Toward the end of the trip ‘Chocolate afternoon tea’ was provided in the bistro. It appeared that the deserts missing throughout the trip had materialized in one fell swoop. Pretty looking deserts could be purchased in the coffee-shop next to ‘Sinatra Bar’ on deck 9 throughout the trip. However, I believed that we had paid for the food and were not about to pay more. Indeed, I learned that people who did pay more for the ‘surf and turf’ dinner, did not receive a satisfactory meal either.
On the last night of the cruise, a ‘feast’ was held at 11 pm. Guests were invited to photograph this, including the ice sculptures and displays with company logo’s nearby. While the food was pleasant, it seems a poor idea to offer such a meal to people, mostly in advance years, at that time of night. Certainly, some elements of the ‘feast’ including the salmon and chocolate cakes could have been served earlier in the day to facilitate the guests. The infrequent presentation of food of an adequate quality demonstrated that the staff could perform but less for the benefit of the guests and more to make an impression worthy of photographs.

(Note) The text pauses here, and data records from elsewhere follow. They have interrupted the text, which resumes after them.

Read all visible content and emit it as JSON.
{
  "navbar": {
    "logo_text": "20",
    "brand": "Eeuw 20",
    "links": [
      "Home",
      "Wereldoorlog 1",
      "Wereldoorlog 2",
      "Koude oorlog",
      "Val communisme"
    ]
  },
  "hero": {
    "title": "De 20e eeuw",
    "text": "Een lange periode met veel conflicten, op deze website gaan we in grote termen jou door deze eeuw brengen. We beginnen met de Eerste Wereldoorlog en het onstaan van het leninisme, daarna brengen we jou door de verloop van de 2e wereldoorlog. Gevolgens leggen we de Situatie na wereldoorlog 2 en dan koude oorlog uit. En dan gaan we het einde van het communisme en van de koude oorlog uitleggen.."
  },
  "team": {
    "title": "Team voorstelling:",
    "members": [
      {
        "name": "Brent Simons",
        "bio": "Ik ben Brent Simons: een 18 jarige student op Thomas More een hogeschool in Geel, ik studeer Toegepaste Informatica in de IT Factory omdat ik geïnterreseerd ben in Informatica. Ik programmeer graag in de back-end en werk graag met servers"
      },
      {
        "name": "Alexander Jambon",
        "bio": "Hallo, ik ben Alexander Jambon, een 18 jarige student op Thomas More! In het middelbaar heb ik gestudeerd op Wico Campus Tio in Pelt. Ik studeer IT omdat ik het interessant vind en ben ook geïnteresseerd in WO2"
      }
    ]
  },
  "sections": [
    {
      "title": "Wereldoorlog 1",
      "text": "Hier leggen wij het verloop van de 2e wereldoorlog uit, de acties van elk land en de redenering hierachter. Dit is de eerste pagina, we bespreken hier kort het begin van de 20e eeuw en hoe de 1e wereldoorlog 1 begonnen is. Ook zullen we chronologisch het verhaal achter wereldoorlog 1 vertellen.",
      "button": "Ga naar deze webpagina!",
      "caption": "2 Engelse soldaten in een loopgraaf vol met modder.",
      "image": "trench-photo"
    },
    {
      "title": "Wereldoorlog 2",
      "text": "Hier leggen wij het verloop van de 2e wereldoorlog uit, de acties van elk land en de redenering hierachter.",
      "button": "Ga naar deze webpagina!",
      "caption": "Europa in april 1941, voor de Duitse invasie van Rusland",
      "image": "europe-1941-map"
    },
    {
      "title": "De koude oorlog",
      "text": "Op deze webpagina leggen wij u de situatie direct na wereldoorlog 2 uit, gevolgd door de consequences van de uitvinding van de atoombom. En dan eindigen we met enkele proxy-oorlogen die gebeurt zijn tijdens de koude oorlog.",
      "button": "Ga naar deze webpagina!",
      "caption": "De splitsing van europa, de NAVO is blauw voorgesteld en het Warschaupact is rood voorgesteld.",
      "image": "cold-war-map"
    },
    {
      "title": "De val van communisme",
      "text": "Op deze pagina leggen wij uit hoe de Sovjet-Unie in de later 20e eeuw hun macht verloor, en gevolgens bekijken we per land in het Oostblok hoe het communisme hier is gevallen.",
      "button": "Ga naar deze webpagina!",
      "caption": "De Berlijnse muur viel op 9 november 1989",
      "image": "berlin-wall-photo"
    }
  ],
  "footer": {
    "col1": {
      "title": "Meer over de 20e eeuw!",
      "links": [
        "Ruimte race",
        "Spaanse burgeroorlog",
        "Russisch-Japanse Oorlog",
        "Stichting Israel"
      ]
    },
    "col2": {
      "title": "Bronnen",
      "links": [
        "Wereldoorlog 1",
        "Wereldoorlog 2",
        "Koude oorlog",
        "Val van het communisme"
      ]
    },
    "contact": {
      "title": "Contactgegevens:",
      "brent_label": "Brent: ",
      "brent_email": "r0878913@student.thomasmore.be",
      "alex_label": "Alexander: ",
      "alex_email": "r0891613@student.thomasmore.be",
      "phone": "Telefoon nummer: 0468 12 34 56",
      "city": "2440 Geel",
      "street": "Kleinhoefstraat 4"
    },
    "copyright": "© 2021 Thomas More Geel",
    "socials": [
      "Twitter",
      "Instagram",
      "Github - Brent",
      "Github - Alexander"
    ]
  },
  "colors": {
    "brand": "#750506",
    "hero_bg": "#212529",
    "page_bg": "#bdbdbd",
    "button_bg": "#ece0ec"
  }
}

It appears to me that strange menu choices, coupled with poor ingredients and limited skill resulted in the low-quality food offered on the Magellan. Strong flavours were routinely used rather than light subtle, natural flavours of the food.
Occasionally effort would be expended to create a ‘display’ (such as the chocolate tea, Feast or the BBQ) but these served to highlight the poor quality of food offered on the other occasions.
When discussing the food with guests, many people, including our clients, agreed that they could and did, cook better at home themselves.
For many people food can be a pleasure but during this cruise, no meal was enjoyed to any degree because of the food served. It was nutrition with without the pleasure that food can bring. No meal included anything new or inventive. There was no culinary excitement but apprehension before each meal.
There was no place on the comment card, provided at the end of the journey to outline issues with food, specifically and in details. The politeness and competence of the hotel management and captain were queried, in detail.
It must be noted that hygiene on the ship was to a very high standard. However, poor nutrition can also leave an elderly person vulnerable to infection and this needs to be considered, particularly given the demographic of the ship. Read Less